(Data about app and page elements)
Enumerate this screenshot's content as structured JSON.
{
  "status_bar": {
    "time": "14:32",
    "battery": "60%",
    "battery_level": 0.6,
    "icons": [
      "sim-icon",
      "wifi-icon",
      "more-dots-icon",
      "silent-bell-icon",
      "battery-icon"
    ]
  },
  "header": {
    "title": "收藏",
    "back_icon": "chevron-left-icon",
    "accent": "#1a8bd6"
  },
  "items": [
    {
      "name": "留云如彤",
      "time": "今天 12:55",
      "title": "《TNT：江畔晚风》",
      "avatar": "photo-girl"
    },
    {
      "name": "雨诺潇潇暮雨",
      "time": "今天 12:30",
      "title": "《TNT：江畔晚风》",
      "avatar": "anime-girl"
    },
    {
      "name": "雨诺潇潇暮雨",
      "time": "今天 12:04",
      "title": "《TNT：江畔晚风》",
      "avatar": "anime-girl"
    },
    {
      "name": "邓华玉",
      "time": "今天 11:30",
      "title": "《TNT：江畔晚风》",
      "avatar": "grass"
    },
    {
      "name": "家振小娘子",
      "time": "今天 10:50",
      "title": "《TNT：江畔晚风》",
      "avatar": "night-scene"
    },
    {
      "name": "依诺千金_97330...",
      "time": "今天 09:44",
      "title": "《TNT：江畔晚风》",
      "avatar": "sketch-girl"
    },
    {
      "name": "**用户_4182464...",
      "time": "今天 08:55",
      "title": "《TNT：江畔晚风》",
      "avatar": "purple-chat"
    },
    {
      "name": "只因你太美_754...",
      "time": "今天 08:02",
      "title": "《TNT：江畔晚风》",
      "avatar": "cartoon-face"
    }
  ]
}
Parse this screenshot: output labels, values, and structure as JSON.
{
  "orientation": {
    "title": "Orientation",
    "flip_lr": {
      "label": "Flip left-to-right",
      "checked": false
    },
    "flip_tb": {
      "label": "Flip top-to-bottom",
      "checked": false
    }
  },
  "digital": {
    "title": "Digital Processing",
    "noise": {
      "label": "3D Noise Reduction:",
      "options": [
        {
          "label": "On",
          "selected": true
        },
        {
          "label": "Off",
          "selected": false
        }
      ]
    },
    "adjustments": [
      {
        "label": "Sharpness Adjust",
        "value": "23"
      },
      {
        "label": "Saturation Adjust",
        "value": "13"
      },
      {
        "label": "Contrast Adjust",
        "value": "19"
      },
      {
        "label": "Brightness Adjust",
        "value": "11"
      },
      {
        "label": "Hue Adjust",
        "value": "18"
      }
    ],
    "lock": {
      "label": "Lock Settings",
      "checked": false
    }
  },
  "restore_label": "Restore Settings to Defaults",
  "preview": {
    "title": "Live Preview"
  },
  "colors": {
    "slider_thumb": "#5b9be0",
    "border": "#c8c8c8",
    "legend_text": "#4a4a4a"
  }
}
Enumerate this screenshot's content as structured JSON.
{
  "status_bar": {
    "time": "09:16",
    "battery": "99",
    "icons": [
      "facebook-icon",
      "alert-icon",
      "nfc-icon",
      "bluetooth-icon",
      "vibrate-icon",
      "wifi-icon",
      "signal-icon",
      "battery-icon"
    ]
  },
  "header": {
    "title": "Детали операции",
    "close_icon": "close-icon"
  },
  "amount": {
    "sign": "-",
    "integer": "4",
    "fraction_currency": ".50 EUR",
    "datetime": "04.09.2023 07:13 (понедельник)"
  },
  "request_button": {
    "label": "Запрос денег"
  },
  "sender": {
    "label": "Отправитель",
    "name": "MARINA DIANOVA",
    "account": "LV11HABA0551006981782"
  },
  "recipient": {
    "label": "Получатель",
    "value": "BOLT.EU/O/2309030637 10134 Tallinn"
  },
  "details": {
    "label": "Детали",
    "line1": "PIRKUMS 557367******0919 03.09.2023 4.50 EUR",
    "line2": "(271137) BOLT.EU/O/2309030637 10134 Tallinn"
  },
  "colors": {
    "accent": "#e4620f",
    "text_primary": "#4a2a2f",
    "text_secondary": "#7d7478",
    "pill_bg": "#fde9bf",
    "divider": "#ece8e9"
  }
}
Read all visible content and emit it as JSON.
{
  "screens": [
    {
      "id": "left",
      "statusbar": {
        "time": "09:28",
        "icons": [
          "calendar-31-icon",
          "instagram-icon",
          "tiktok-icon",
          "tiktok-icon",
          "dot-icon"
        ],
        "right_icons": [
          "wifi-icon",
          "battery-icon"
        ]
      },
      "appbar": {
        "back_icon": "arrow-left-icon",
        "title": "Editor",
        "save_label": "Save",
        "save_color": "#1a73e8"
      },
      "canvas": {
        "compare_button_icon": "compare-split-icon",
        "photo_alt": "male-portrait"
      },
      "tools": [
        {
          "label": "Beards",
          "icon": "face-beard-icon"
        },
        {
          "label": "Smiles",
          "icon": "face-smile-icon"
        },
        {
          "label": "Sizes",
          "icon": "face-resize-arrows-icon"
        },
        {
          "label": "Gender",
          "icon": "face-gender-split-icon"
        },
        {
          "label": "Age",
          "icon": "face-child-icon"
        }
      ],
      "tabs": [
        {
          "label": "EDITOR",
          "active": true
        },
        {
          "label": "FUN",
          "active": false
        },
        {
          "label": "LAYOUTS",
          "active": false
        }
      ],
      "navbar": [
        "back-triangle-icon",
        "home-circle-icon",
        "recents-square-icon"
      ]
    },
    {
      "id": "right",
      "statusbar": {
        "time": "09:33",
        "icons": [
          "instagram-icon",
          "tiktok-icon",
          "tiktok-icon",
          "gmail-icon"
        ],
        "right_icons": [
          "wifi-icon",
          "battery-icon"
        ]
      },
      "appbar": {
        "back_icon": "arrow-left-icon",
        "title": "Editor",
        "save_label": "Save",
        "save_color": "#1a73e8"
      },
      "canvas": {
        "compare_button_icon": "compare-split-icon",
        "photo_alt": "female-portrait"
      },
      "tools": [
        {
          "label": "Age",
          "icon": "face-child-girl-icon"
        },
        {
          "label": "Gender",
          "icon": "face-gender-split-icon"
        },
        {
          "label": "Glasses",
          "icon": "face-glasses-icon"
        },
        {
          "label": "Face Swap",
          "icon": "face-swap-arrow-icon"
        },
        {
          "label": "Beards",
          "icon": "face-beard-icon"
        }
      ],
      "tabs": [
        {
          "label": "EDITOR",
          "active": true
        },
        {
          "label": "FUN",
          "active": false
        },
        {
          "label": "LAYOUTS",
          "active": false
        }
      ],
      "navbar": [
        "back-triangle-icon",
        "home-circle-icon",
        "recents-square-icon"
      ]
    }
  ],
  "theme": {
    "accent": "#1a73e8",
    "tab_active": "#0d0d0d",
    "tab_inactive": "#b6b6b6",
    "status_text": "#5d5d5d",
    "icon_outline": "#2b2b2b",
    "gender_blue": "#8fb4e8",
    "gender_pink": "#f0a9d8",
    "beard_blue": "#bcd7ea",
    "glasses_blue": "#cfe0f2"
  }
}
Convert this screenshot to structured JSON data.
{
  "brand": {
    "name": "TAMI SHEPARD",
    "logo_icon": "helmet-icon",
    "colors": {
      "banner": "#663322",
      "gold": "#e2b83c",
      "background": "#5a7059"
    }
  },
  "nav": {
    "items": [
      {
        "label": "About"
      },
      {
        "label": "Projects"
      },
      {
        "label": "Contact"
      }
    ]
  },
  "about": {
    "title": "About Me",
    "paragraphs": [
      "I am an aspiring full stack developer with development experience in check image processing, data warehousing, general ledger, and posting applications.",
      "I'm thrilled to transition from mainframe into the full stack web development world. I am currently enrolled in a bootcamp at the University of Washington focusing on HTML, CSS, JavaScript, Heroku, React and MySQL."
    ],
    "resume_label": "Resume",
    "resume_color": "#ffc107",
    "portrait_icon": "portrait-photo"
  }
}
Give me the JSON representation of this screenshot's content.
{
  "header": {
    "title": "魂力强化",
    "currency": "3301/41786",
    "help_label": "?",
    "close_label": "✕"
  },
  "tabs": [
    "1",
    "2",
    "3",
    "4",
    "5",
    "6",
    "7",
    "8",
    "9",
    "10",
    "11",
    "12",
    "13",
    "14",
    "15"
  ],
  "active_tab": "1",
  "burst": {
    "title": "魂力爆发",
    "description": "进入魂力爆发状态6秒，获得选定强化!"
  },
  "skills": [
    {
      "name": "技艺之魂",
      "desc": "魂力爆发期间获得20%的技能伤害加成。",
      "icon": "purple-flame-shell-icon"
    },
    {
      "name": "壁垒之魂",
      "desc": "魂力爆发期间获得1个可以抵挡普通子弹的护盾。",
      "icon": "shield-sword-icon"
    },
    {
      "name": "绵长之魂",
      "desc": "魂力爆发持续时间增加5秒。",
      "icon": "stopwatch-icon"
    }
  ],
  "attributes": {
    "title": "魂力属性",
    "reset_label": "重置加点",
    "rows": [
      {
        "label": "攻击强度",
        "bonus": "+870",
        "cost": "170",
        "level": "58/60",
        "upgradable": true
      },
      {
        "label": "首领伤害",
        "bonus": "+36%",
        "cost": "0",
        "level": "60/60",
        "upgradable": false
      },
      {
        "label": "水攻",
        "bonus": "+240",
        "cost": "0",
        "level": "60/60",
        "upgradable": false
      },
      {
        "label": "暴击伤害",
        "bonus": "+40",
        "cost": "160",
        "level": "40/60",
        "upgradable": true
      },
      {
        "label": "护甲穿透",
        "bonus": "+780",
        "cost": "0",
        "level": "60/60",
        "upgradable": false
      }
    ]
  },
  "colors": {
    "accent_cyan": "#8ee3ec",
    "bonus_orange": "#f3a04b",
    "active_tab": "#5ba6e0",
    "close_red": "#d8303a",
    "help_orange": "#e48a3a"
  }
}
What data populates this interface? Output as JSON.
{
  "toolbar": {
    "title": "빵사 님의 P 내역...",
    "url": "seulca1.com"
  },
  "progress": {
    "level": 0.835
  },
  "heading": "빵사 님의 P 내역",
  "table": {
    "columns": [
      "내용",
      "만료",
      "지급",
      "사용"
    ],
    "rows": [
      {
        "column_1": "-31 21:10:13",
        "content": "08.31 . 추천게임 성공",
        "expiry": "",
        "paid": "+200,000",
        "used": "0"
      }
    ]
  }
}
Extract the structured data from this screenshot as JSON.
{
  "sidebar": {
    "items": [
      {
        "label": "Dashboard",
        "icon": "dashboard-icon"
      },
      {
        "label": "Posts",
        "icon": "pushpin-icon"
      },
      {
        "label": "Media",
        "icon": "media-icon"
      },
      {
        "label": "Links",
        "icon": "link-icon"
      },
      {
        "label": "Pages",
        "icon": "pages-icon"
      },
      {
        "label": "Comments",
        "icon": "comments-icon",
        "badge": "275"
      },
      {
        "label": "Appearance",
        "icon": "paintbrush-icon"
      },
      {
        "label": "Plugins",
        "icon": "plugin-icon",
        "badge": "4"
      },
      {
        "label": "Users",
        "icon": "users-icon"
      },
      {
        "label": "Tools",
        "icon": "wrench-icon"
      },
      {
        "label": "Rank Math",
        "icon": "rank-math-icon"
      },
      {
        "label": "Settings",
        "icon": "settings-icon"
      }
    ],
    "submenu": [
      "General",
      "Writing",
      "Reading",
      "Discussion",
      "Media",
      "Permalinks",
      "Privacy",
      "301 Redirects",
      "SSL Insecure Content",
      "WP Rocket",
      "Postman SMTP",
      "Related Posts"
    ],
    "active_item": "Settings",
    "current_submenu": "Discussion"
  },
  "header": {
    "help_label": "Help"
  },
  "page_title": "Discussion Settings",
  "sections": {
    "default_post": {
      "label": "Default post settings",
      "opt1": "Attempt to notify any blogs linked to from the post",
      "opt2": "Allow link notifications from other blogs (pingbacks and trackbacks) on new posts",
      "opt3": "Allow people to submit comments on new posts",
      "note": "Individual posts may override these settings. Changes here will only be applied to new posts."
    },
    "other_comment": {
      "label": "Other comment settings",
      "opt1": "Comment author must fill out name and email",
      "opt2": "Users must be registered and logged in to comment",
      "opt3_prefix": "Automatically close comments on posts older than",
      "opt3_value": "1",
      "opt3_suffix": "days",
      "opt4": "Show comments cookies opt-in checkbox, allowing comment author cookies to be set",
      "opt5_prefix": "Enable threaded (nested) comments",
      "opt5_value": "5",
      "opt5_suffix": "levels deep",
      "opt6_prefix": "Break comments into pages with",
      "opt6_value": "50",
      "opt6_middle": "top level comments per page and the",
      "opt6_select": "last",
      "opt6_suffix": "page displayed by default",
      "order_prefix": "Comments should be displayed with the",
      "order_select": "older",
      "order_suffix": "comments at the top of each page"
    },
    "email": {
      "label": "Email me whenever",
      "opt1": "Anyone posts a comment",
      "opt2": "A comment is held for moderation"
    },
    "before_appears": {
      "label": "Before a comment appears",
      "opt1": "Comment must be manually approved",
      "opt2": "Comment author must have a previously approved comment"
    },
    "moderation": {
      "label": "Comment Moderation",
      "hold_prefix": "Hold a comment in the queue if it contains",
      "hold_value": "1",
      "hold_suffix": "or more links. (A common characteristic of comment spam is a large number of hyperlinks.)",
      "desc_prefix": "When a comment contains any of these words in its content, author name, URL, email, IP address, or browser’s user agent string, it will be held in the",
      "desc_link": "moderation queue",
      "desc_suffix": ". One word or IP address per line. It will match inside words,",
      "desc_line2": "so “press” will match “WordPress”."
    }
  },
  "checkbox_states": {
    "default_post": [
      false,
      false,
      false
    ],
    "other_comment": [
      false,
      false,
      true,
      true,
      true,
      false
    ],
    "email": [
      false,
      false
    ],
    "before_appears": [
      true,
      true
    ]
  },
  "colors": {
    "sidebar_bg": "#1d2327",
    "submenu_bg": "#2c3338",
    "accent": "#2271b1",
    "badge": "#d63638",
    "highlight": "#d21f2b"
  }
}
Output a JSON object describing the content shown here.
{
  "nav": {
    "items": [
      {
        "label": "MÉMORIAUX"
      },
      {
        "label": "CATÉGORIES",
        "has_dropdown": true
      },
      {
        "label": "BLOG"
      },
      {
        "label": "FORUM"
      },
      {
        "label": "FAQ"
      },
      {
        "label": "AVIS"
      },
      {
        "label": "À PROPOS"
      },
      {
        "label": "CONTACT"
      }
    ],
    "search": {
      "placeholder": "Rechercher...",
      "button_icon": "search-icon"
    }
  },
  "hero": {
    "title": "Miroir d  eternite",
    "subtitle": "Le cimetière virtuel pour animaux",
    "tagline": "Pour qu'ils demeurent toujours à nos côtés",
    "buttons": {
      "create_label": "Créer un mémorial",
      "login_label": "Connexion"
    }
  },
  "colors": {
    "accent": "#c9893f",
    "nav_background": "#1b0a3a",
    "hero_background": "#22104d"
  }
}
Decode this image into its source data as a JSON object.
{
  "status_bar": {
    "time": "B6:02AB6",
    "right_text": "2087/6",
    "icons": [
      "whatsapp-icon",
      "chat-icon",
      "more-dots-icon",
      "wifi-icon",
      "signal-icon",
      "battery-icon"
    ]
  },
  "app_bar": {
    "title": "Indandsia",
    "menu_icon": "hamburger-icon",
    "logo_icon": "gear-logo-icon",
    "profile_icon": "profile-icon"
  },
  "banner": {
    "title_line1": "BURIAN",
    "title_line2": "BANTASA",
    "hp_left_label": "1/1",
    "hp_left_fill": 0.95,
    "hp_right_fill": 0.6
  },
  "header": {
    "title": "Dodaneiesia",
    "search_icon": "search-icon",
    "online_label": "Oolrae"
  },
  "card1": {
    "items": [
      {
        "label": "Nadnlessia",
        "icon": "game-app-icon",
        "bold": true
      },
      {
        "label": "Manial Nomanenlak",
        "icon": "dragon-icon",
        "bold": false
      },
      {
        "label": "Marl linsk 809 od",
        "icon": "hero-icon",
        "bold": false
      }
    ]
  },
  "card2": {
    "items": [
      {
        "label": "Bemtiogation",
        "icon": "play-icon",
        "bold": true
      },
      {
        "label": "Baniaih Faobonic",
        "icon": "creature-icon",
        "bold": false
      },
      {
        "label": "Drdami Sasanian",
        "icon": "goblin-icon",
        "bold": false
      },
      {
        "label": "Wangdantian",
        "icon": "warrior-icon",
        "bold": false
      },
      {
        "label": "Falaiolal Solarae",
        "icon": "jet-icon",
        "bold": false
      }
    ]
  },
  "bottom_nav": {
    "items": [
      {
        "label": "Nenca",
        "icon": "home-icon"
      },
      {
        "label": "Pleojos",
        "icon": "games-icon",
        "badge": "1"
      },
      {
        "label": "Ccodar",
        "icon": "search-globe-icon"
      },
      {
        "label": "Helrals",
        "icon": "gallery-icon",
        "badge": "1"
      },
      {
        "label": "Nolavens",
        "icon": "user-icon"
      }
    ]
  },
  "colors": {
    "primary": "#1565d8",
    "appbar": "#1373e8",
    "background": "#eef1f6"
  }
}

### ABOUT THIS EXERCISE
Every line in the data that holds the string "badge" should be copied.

### SOLVED EXERCISE
        "badge": "275"
        "badge": "4"
    "badge": "#d63638",
        "badge": "1"
        "badge": "1"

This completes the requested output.